Let’s pause for a brief history lesson on the relationship between MLS and these other regional leagues.
From Mexico, we have seen world-class players such as Rafael Marquez, Carlos Vela, Giovanni Dos Santos and Javier “Chicharito” Hernandez all play in MLS. Argentina has become a hotbed for MLS teams like Atlanta United spending big bucks to bring in some of South America’s hottest talent.
World-class striker Gonzalo Higuain now plays for newly-formed Inter Miami, owned by David Beckham. Portland Timbers legend Diego Valeri may be the best example of a player coming directly from South America and having such a strong impact in MLS. Valeri played with Argentinian team Lanús for 10 years before moving to Portland in 2013.
An interesting case is Boca Juniors star player Cristian Pavon, who moved to MLS on a loan deal for the 2019-2020 season, despite major interest from top European clubs. This signaled that MLS might be increasing its visibility in South America and is slowly becoming a preferred destination for young players in the region.
The marketability of MLS has grown immensely and it is in part due to these top players being imported from Central and South America.

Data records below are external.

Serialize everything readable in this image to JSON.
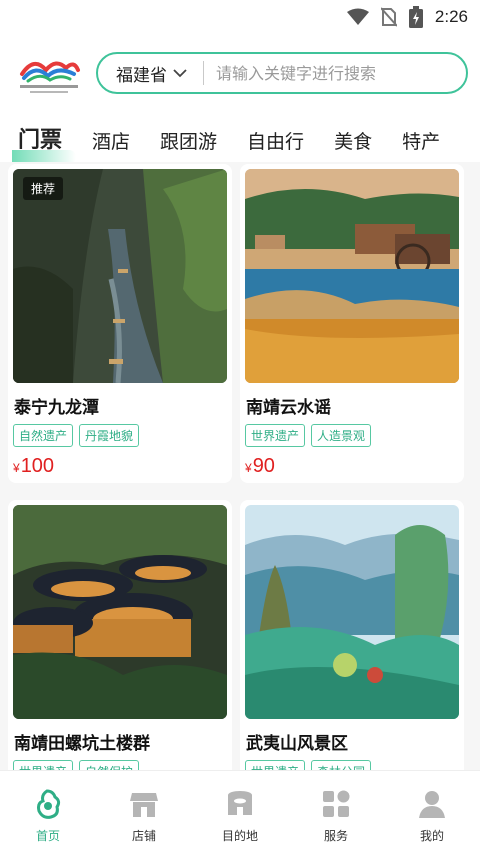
{
  "status_bar": {
    "time": "2:26"
  },
  "header": {
    "logo_alt": "福建旅游",
    "province": "福建省",
    "search_placeholder": "请输入关键字进行搜索"
  },
  "tabs": [
    "门票",
    "酒店",
    "跟团游",
    "自由行",
    "美食",
    "特产"
  ],
  "cards": [
    {
      "badge": "推荐",
      "title": "泰宁九龙潭",
      "tags": [
        "自然遗产",
        "丹霞地貌"
      ],
      "currency": "¥",
      "price": "100"
    },
    {
      "badge": "",
      "title": "南靖云水谣",
      "tags": [
        "世界遗产",
        "人造景观"
      ],
      "currency": "¥",
      "price": "90"
    },
    {
      "badge": "",
      "title": "南靖田螺坑土楼群",
      "tags": [
        "世界遗产",
        "自然保护"
      ],
      "currency": "",
      "price": ""
    },
    {
      "badge": "",
      "title": "武夷山风景区",
      "tags": [
        "世界遗产",
        "森林公园"
      ],
      "currency": "",
      "price": ""
    }
  ],
  "bottom_nav": [
    "首页",
    "店铺",
    "目的地",
    "服务",
    "我的"
  ],
  "colors": {
    "accent": "#3fc39a",
    "price": "#e02020"
  }
}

The current crop of American talents is surely not to be forgotten. This is the first time in U.S. men’s soccer history that so many recognizable stars have been produced and are playing abroad. Christian Pulisic at Chelsea, Gio Reyna at Dortmund, Sergino Dest at Barcelona, Weston McKennie at Juventus all are playing for or represented UEFA Champions League clubs this season.
For the uninitiated out there, this means that the United States now has representatives at some of the biggest football clubs in the world, playing in the biggest club competition on the planet.
This is where CBS’ decision to broadcast UEFA Champions league and Europa League games as part of their streaming service is a major win. Pulisic, Dest, Reyna and McKennie are already household names in Europe, but with the new streaming platforms they will become household names in the United States.
Paramount’s broadcasting of UEFA games will make these players into celebrities and we all know how much America loves its celebrities. It is the right move if football is to ever become as big in America as it is around the rest of the world.
The more options there are for viewing football, the more people will be introduced to the sport and fall in love with it. One thing is for certain, with streaming services like Paramount+, established world-class American players and growing fanfare, the love for football in the United States will only increase.